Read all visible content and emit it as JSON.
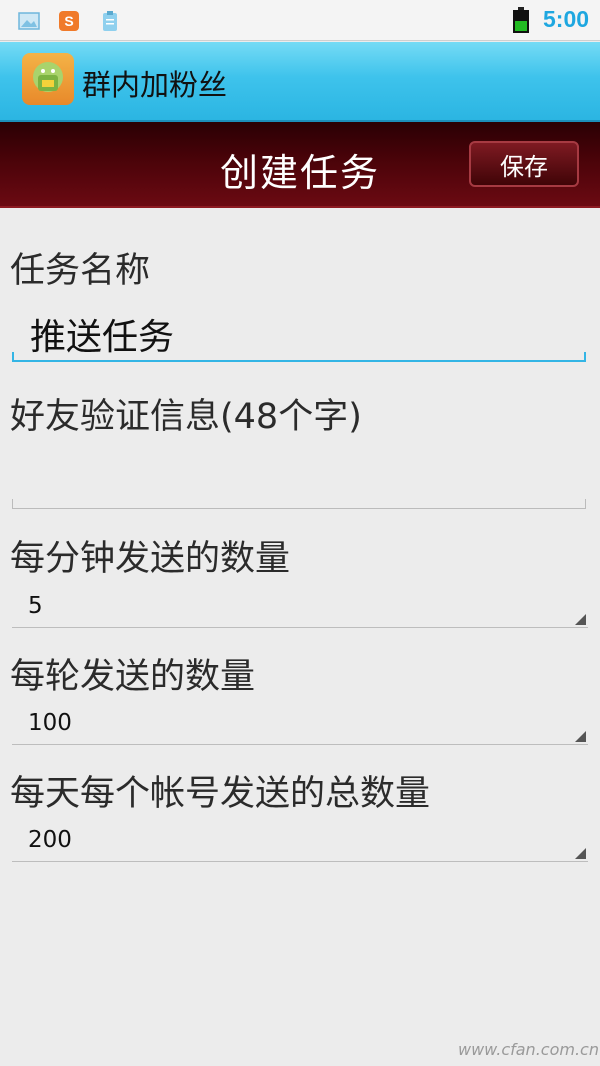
{
  "status_bar": {
    "time": "5:00",
    "icons": [
      "gallery-icon",
      "sogou-input-icon",
      "clipboard-icon",
      "battery-icon"
    ],
    "battery_color": "#22bb22"
  },
  "app_bar": {
    "title": "群内加粉丝",
    "logo_icon": "android-app-icon"
  },
  "task_bar": {
    "title": "创建任务",
    "save_label": "保存"
  },
  "form": {
    "task_name": {
      "label": "任务名称",
      "value": "推送任务"
    },
    "verify_message": {
      "label": "好友验证信息(48个字)",
      "value": ""
    },
    "per_minute": {
      "label": "每分钟发送的数量",
      "value": "5"
    },
    "per_round": {
      "label": "每轮发送的数量",
      "value": "100"
    },
    "per_account_daily": {
      "label": "每天每个帐号发送的总数量",
      "value": "200"
    }
  },
  "watermark": "www.cfan.com.cn",
  "colors": {
    "accent": "#33b5e5",
    "app_bar": "#3ec3ec",
    "task_bar": "#4a0309"
  }
}
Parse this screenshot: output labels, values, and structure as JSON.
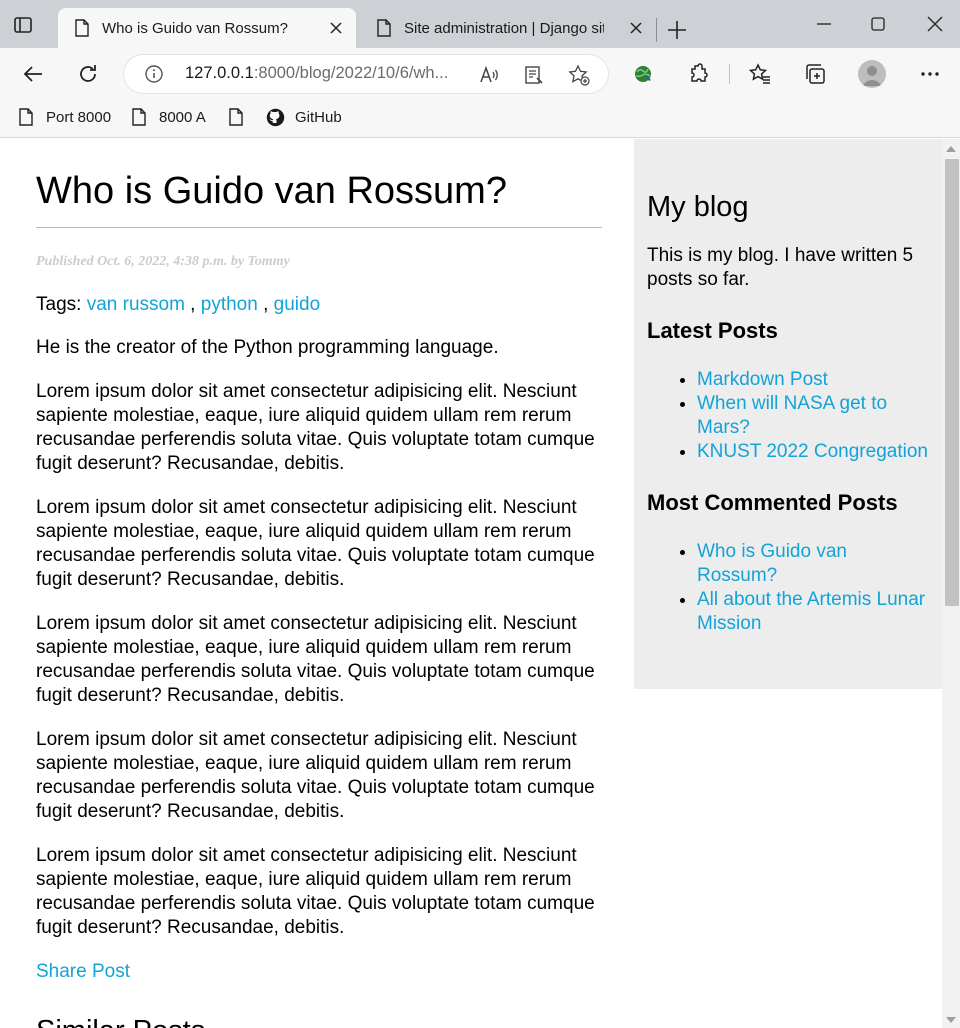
{
  "browser": {
    "tabs": [
      {
        "title": "Who is Guido van Rossum?",
        "active": true
      },
      {
        "title": "Site administration | Django site admin",
        "active": false
      }
    ],
    "address": {
      "host": "127.0.0.1",
      "rest": ":8000/blog/2022/10/6/wh..."
    },
    "favorites": [
      {
        "label": "Port 8000",
        "icon": "page-icon"
      },
      {
        "label": "8000 A",
        "icon": "page-icon"
      },
      {
        "label": "",
        "icon": "page-icon"
      },
      {
        "label": "GitHub",
        "icon": "github-icon"
      }
    ]
  },
  "post": {
    "title": "Who is Guido van Rossum?",
    "meta": "Published Oct. 6, 2022, 4:38 p.m. by Tommy",
    "tags_label": "Tags: ",
    "tags": [
      "van russom",
      "python",
      "guido"
    ],
    "tag_separator": " , ",
    "intro": "He is the creator of the Python programming language.",
    "paragraphs": [
      "Lorem ipsum dolor sit amet consectetur adipisicing elit. Nesciunt sapiente molestiae, eaque, iure aliquid quidem ullam rem rerum recusandae perferendis soluta vitae. Quis voluptate totam cumque fugit deserunt? Recusandae, debitis.",
      "Lorem ipsum dolor sit amet consectetur adipisicing elit. Nesciunt sapiente molestiae, eaque, iure aliquid quidem ullam rem rerum recusandae perferendis soluta vitae. Quis voluptate totam cumque fugit deserunt? Recusandae, debitis.",
      "Lorem ipsum dolor sit amet consectetur adipisicing elit. Nesciunt sapiente molestiae, eaque, iure aliquid quidem ullam rem rerum recusandae perferendis soluta vitae. Quis voluptate totam cumque fugit deserunt? Recusandae, debitis.",
      "Lorem ipsum dolor sit amet consectetur adipisicing elit. Nesciunt sapiente molestiae, eaque, iure aliquid quidem ullam rem rerum recusandae perferendis soluta vitae. Quis voluptate totam cumque fugit deserunt? Recusandae, debitis.",
      "Lorem ipsum dolor sit amet consectetur adipisicing elit. Nesciunt sapiente molestiae, eaque, iure aliquid quidem ullam rem rerum recusandae perferendis soluta vitae. Quis voluptate totam cumque fugit deserunt? Recusandae, debitis."
    ],
    "share_label": "Share Post",
    "similar_heading": "Similar Posts"
  },
  "sidebar": {
    "title": "My blog",
    "description": "This is my blog. I have written 5 posts so far.",
    "latest_heading": "Latest Posts",
    "latest": [
      "Markdown Post",
      "When will NASA get to Mars?",
      "KNUST 2022 Congregation"
    ],
    "most_commented_heading": "Most Commented Posts",
    "most_commented": [
      "Who is Guido van Rossum?",
      "All about the Artemis Lunar Mission"
    ]
  },
  "colors": {
    "link": "#12a3d7",
    "sidebar_bg": "#ededed",
    "tabstrip_bg": "#cdd0d4"
  }
}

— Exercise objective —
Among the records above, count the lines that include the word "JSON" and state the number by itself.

— Result for this task —
2